When the Protestant reformers established their own churches in centuries past, they adopted the Jewish books, which make up the Old Testament, that were re-established by the Synod of Jewish Rabbis in 100 A.D. The Synod had reviewed all the books their people were using and determined that several had been incorporated over the centuries that were not part of the original books the Jewish people were given as sacred scripture. So they removed those books.
After the Synod, the Catholic Church determined to continue with the same books that previously made up the Old Testament. Their rationality was that these were the same books from which Jesus taught; so, they must have been correctly included.
There are seven (7) books in the Catholic Old Testament that do not appear in the Protestant Old Testament. They are:
- First Book of Maccabees
- Second Book of Maccabees
- The Book of Wisdom
- Ecclesiasticus (also called The Wisdom of Sirach, for the author Ben Sira)
- The Book of Baruch
But There’s More …
In addition to having seven additional books, the Catholic Old Testament also has longer versions of The Book of Daniel and The Book of Esther.
The books are the same in both Protestant and Catholic New Testaments; however, the way certain words were translated into English from the original language in which they were written can provide different meanings. When my daughter and I talk faith, we’ll both pull out our Bibles. We occasionally run into problems, since she is Protestant and I am Catholic. She’ll read me a passage from the New Testament, and I’ll say, “Okay, that’s not what mine says. It says …..” This makes for an interesting discussion. Here’s a sample of what I’m referring to:
Catholic Bible: The New Jerusalem Bible
“Now I say this to you: anyone who divorces his wife — I am not speaking of an illicit marriage — and marries another, is guilty of adultery.”
Protestant Bible: The New International Version
“I tell you that anyone who divorces his wife, except for marital unfaithfulness, and marries another woman commits adultery.”

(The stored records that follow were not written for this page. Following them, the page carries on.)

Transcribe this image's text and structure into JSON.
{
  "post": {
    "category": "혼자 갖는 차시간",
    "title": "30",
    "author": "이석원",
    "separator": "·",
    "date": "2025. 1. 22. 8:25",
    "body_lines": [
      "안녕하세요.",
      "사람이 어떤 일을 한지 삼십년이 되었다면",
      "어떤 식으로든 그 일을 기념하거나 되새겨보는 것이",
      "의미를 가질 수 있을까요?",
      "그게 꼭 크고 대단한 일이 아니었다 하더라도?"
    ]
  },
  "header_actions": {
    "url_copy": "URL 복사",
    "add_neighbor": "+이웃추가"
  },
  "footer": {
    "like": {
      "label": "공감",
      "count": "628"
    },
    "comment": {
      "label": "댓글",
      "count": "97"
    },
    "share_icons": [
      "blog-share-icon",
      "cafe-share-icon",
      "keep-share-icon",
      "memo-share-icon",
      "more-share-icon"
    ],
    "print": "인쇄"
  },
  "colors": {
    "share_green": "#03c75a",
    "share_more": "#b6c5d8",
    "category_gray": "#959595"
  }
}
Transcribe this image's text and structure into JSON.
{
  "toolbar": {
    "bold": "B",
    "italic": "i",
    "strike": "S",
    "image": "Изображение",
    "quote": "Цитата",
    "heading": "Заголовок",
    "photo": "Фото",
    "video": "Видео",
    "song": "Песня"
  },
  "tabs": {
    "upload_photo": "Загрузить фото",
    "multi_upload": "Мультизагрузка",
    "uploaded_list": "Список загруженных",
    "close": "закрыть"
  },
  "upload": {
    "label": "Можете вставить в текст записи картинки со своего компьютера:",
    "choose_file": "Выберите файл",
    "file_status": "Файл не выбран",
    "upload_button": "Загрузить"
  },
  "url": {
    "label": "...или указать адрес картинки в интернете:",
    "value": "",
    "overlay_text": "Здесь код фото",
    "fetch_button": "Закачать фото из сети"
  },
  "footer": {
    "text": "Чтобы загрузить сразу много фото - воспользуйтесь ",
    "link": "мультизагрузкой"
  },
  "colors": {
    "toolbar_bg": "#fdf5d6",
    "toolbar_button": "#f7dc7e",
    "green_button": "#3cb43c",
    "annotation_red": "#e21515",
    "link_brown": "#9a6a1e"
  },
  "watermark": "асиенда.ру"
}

This difference in the passage above is why the Catholic Church doesn’t allow for divorce, except under certain conditions. Their Bible version of this passage does not allow for divorce for unfaithfulness (note: an illicit marriage is the sin of fornication between two unmarried persons, which could be two people living together and/or having intimate relations. Therefore, two people who have not made an honest and correct marriage bond/commitment – even though married in a civil ceremony, for instance – would be considered two single people living in sin).
Which is correct — that is not for me to say. I can only say which is correct for me. I just wanted you to see that there is a difference between the Bibles. So, ensure you purchase the right Bible for your belief system; otherwise, you may feel lost when reading along with your pastor in church or trying to make sense of his homily afterwards.